§ **WHAT IS EXPECTED**:
Pick out the lines below that include the string "icon".

§ **SUPPLIED RECORDS**:

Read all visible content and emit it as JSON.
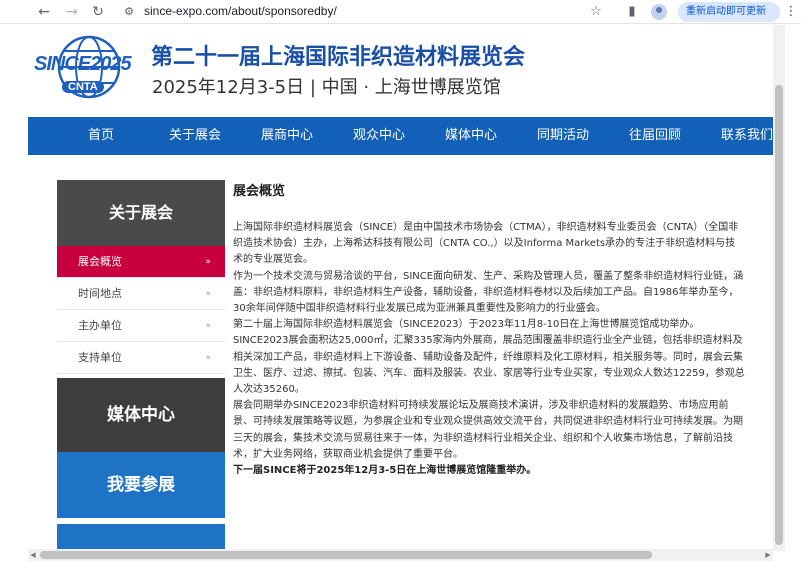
{
  "browser": {
    "url": "since-expo.com/about/sponsoredby/",
    "update_label": "重新启动即可更新",
    "back_icon": "arrow-left-icon",
    "forward_icon": "arrow-right-icon",
    "reload_icon": "reload-icon"
  },
  "header": {
    "logo_text": "SINCE2025",
    "logo_sub": "CNTA",
    "title": "第二十一届上海国际非织造材料展览会",
    "subtitle": "2025年12月3-5日 | 中国 · 上海世博展览馆"
  },
  "nav": {
    "items": [
      "首页",
      "关于展会",
      "展商中心",
      "观众中心",
      "媒体中心",
      "同期活动",
      "往届回顾",
      "联系我们"
    ]
  },
  "sidebar": {
    "heading": "关于展会",
    "items": [
      "展会概览",
      "时间地点",
      "主办单位",
      "支持单位"
    ],
    "arrow": "»",
    "media_label": "媒体中心",
    "register_label": "我要参展"
  },
  "content": {
    "title": "展会概览",
    "paragraphs": [
      "上海国际非织造材料展览会（SINCE）是由中国技术市场协会（CTMA），非织造材料专业委员会（CNTA）（全国非织造技术协会）主办，上海希达科技有限公司（CNTA CO.,）以及Informa Markets承办的专注于非织造材料与技术的专业展览会。",
      "作为一个技术交流与贸易洽谈的平台，SINCE面向研发、生产、采购及管理人员，覆盖了整条非织造材料行业链，涵盖：非织造材料原料，非织造材料生产设备，辅助设备，非织造材料卷材以及后续加工产品。自1986年举办至今，30余年间伴随中国非织造材料行业发展已成为亚洲兼具重要性及影响力的行业盛会。",
      "第二十届上海国际非织造材料展览会（SINCE2023）于2023年11月8-10日在上海世博展览馆成功举办。SINCE2023展会面积达25,000㎡，汇聚335家海内外展商，展品范围覆盖非织造行业全产业链，包括非织造材料及相关深加工产品，非织造材料上下游设备、辅助设备及配件，纤维原料及化工原材料，相关服务等。同时，展会云集卫生、医疗、过滤、擦拭、包装、汽车、面料及服装、农业、家居等行业专业买家，专业观众人数达12259，参观总人次达35260。",
      "展会同期举办SINCE2023非织造材料可持续发展论坛及展商技术演讲，涉及非织造材料的发展趋势、市场应用前景、可持续发展策略等议题，为参展企业和专业观众提供高效交流平台，共同促进非织造材料行业可持续发展。为期三天的展会，集技术交流与贸易往来于一体，为非织造材料行业相关企业、组织和个人收集市场信息，了解前沿技术，扩大业务网络，获取商业机会提供了重要平台。",
      "下一届SINCE将于2025年12月3-5日在上海世博展览馆隆重举办。"
    ]
  },
  "colors": {
    "nav_blue": "#1360b8",
    "title_blue": "#1a4fa8",
    "active_red": "#c8003e",
    "sidebar_dark": "#4a4a4a",
    "block_blue": "#1e73c6"
  }
}
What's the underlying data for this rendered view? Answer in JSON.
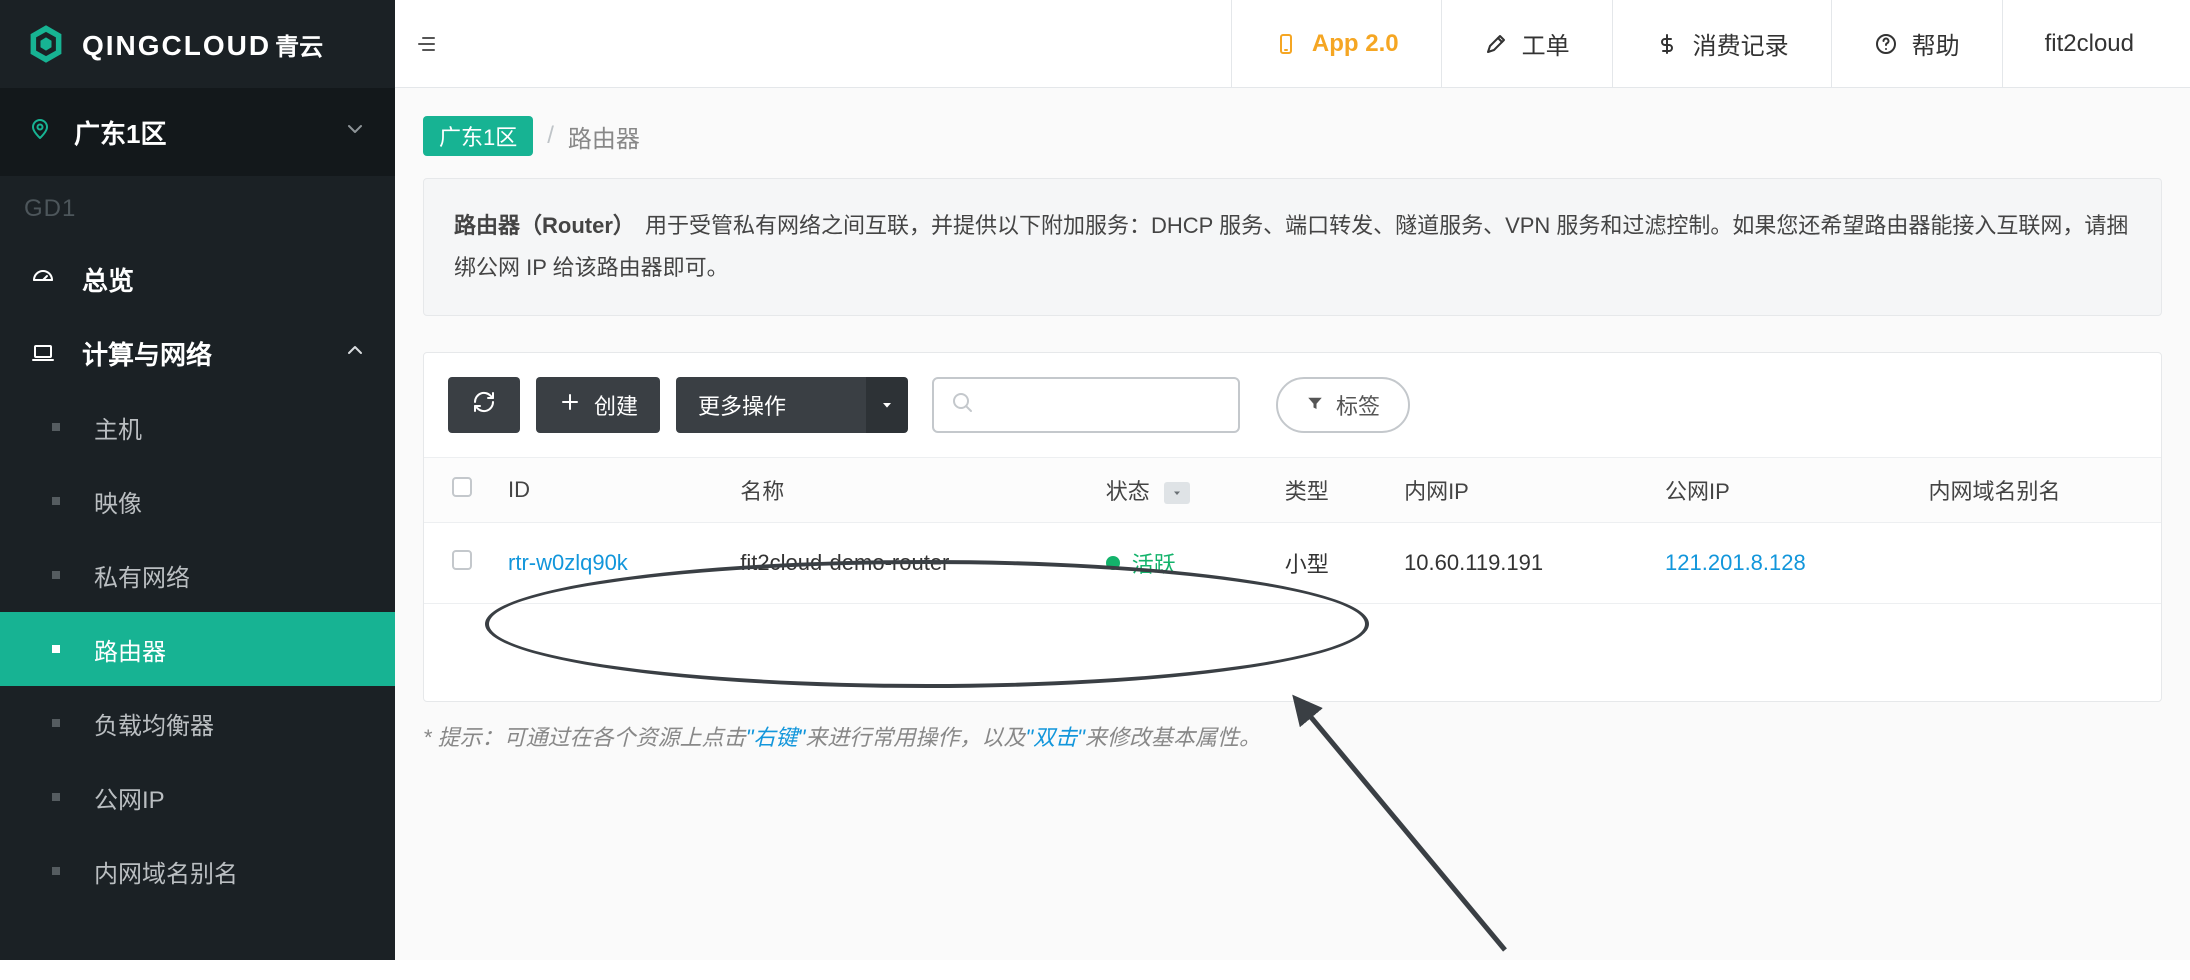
{
  "brand": {
    "name_en": "QINGCLOUD",
    "name_cn": "青云"
  },
  "region": {
    "label": "广东1区",
    "code": "GD1"
  },
  "sidebar": {
    "overview": "总览",
    "group_compute": "计算与网络",
    "items": [
      "主机",
      "映像",
      "私有网络",
      "路由器",
      "负载均衡器",
      "公网IP",
      "内网域名别名"
    ],
    "active_index": 3
  },
  "topbar": {
    "app": "App 2.0",
    "ticket": "工单",
    "billing": "消费记录",
    "help": "帮助",
    "user": "fit2cloud"
  },
  "breadcrumb": {
    "region": "广东1区",
    "current": "路由器"
  },
  "banner": {
    "title": "路由器（Router）",
    "text": "用于受管私有网络之间互联，并提供以下附加服务：DHCP 服务、端口转发、隧道服务、VPN 服务和过滤控制。如果您还希望路由器能接入互联网，请捆绑公网 IP 给该路由器即可。"
  },
  "toolbar": {
    "create": "创建",
    "more": "更多操作",
    "search_placeholder": "",
    "tag": "标签"
  },
  "table": {
    "headers": [
      "ID",
      "名称",
      "状态",
      "类型",
      "内网IP",
      "公网IP",
      "内网域名别名"
    ],
    "rows": [
      {
        "id": "rtr-w0zlq90k",
        "name": "fit2cloud-demo-router",
        "status": "活跃",
        "type": "小型",
        "private_ip": "10.60.119.191",
        "public_ip": "121.201.8.128",
        "alias": ""
      }
    ]
  },
  "hint": {
    "prefix": "* 提示：可通过在各个资源上点击",
    "q1": "\"右键\"",
    "mid": "来进行常用操作，以及",
    "q2": "\"双击\"",
    "suffix": "来修改基本属性。"
  }
}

§ **WRITTEN SOLUTION**:
    "back_icon": "arrow-left-icon",
    "forward_icon": "arrow-right-icon",
    "reload_icon": "reload-icon"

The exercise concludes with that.